- _Directions_
Copy every record word for word.

- _Collected data entries_

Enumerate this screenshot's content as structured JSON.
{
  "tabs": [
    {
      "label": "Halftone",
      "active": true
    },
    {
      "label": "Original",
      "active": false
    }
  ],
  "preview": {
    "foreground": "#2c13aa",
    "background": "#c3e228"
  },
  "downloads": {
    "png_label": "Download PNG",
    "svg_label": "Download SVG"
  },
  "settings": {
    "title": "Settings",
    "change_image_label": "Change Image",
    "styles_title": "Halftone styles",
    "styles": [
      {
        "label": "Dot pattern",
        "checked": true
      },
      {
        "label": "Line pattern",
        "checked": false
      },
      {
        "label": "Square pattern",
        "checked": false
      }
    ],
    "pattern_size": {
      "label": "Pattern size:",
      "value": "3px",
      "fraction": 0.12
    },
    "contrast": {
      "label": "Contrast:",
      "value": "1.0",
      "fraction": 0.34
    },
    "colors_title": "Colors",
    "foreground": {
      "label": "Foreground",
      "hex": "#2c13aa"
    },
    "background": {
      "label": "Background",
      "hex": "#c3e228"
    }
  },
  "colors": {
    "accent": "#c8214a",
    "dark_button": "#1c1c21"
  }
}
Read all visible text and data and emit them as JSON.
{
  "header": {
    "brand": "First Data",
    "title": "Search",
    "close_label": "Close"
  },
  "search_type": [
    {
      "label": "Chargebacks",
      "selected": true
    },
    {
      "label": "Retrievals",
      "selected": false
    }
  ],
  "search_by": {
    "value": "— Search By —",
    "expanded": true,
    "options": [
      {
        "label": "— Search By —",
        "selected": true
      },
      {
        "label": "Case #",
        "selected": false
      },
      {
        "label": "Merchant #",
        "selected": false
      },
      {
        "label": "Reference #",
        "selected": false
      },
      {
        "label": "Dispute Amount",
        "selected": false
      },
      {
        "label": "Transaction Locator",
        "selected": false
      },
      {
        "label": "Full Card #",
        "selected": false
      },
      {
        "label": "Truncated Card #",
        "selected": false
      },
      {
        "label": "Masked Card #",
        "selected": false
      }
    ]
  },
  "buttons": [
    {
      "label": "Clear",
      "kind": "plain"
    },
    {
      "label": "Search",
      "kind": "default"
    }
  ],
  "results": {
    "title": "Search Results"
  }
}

- _Response_
Enumerate this screenshot's content as structured JSON.
{
  "tabs": [
    {
      "label": "Halftone",
      "active": true
    },
    {
      "label": "Original",
      "active": false
    }
  ],
  "preview": {
    "foreground": "#2c13aa",
    "background": "#c3e228"
  },
  "downloads": {
    "png_label": "Download PNG",
    "svg_label": "Download SVG"
  },
  "settings": {
    "title": "Settings",
    "change_image_label": "Change Image",
    "styles_title": "Halftone styles",
    "styles": [
      {
        "label": "Dot pattern",
        "checked": true
      },
      {
        "label": "Line pattern",
        "checked": false
      },
      {
        "label": "Square pattern",
        "checked": false
      }
    ],
    "pattern_size": {
      "label": "Pattern size:",
      "value": "3px",
      "fraction": 0.12
    },
    "contrast": {
      "label": "Contrast:",
      "value": "1.0",
      "fraction": 0.34
    },
    "colors_title": "Colors",
    "foreground": {
      "label": "Foreground",
      "hex": "#2c13aa"
    },
    "background": {
      "label": "Background",
      "hex": "#c3e228"
    }
  },
  "colors": {
    "accent": "#c8214a",
    "dark_button": "#1c1c21"
  }
}
Read all visible text and data and emit them as JSON.
{
  "header": {
    "brand": "First Data",
    "title": "Search",
    "close_label": "Close"
  },
  "search_type": [
    {
      "label": "Chargebacks",
      "selected": true
    },
    {
      "label": "Retrievals",
      "selected": false
    }
  ],
  "search_by": {
    "value": "— Search By —",
    "expanded": true,
    "options": [
      {
        "label": "— Search By —",
        "selected": true
      },
      {
        "label": "Case #",
        "selected": false
      },
      {
        "label": "Merchant #",
        "selected": false
      },
      {
        "label": "Reference #",
        "selected": false
      },
      {
        "label": "Dispute Amount",
        "selected": false
      },
      {
        "label": "Transaction Locator",
        "selected": false
      },
      {
        "label": "Full Card #",
        "selected": false
      },
      {
        "label": "Truncated Card #",
        "selected": false
      },
      {
        "label": "Masked Card #",
        "selected": false
      }
    ]
  },
  "buttons": [
    {
      "label": "Clear",
      "kind": "plain"
    },
    {
      "label": "Search",
      "kind": "default"
    }
  ],
  "results": {
    "title": "Search Results"
  }
}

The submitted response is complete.